Gehry’s redesign of the memorial erased the two smaller tapestries, and there were fewer pillars, but the Eisenhower grandchildren were unconvinced. The statue of a young Ike, the two bas-relief sculptures of him as general and president, and large mesh tapestry of Kansas remain. In a letter dated September 15, 2014, the granddaughters, Anne and Susan offered the alternatives they had in mind.
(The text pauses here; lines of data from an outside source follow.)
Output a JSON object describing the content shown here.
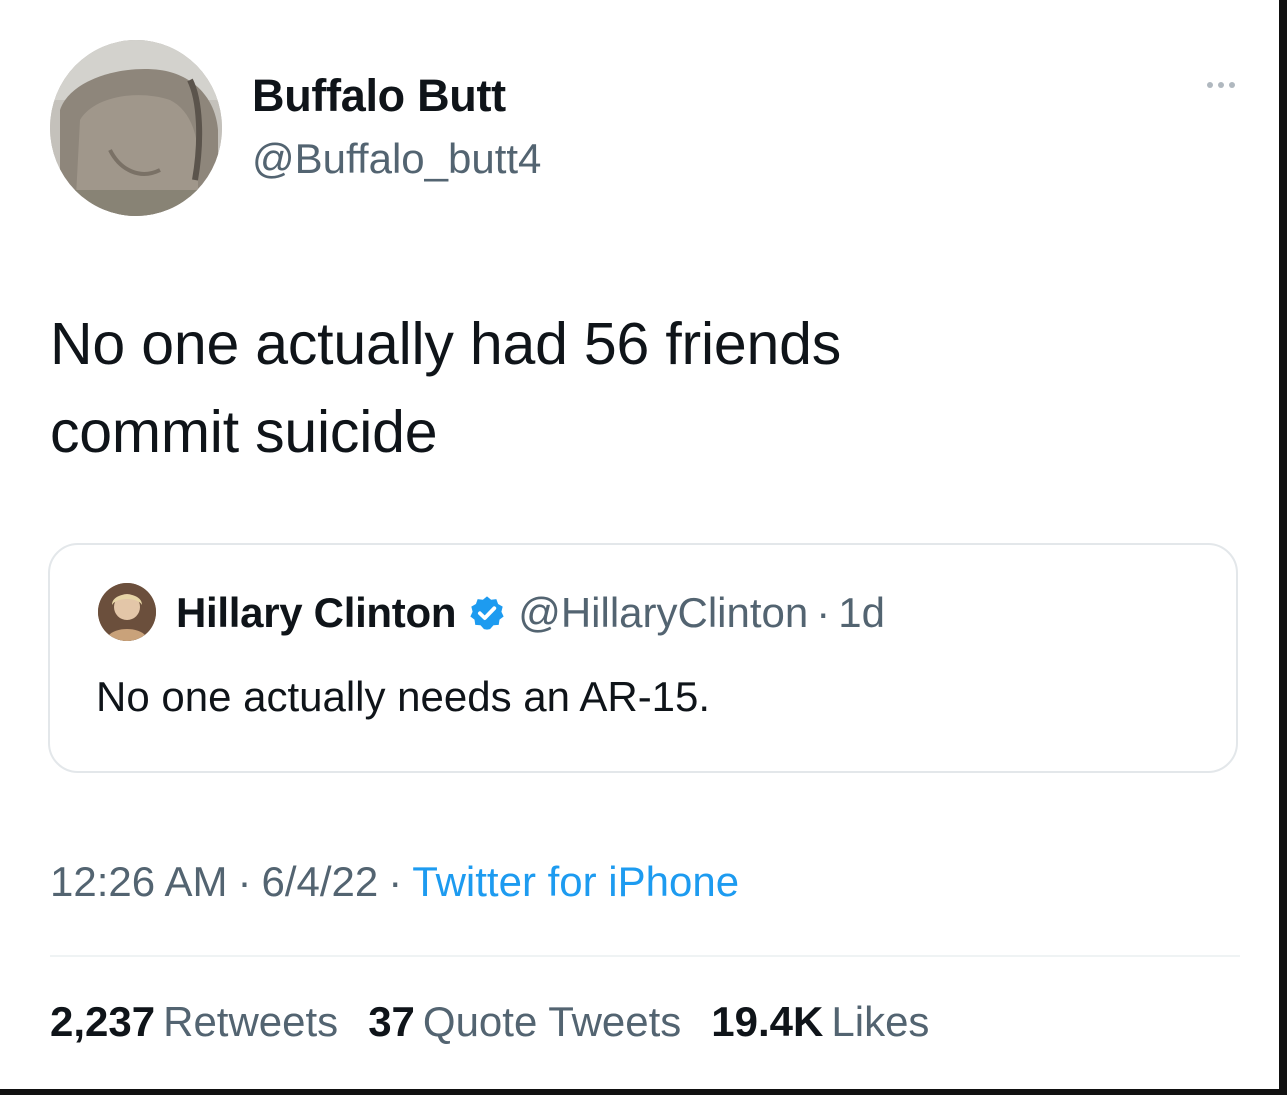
{
  "tweet": {
    "author": {
      "display_name": "Buffalo Butt",
      "handle": "@Buffalo_butt4",
      "avatar_icon": "buffalo-avatar"
    },
    "more_icon": "more-dots-icon",
    "text_line1": "No one actually had 56 friends",
    "text_line2": "commit suicide",
    "quote": {
      "author_name": "Hillary Clinton",
      "verified_icon": "verified-badge-icon",
      "handle": "@HillaryClinton",
      "separator": "·",
      "time": "1d",
      "text": "No one actually needs an AR-15."
    },
    "meta": {
      "time": "12:26 AM",
      "dot": "·",
      "date": "6/4/22",
      "source": "Twitter for iPhone"
    },
    "stats": {
      "retweets_count": "2,237",
      "retweets_label": "Retweets",
      "quotes_count": "37",
      "quotes_label": "Quote Tweets",
      "likes_count": "19.4K",
      "likes_label": "Likes"
    },
    "colors": {
      "link": "#1d9bf0",
      "secondary_text": "#536471",
      "primary_text": "#0f1419",
      "verified": "#1d9bf0"
    }
  }
}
The first of which was a “simpler design” that “would eliminate the towering scrim and all the pillars.” The second alternative was a redesign competition open to all entrants, including Frank Gehry.

However, by the year 2015, the Eisenhower family had toned down its comments. ”We have decided not to make any comments at this time except to say how deeply appreciative we are of the many distinguished Americans, including all the living former presidents, who are supporting the building of an Eisenhower Memorial in Washington, D.C.”

How would Eisenhower, so brilliant at dealing with the Allies in World War II and Democrats during his years in the White House, have responded to the battle over his own memorial? One could argue that he would have been sympathetic to the cause of creating a memorial for the remaining World War II vets, but probably would have shuddered at the use of his own image to do so. In his own words.

“Humility must always be the portion of any man who receives acclaim earned in the blood of his followers and the sacrifices of his friends…his honors cannot hide in his memories the crosses marking the resting places of the dead,” Ike observed in an address he delivered at Guildhall in London in 1945.

According to Michael Korda, the most penetrating  biographer of President Eisenhower, it would be impossible to imagine the other World War II generals, such as George Patten or Douglas MacArthur, issuing such a statement and extolling the virtues of humility. This humility was key to Ike’s character is revealed and it’s that particular quality that the memorial to him needs to capture. Let us hope that the memorial is soon started- Ike was a great man and deserves to be commemorated, but it should be in a manner that captures his character.

Ian Harvey

Ian Harvey is one of the authors writing for WAR HISTORY ONLINE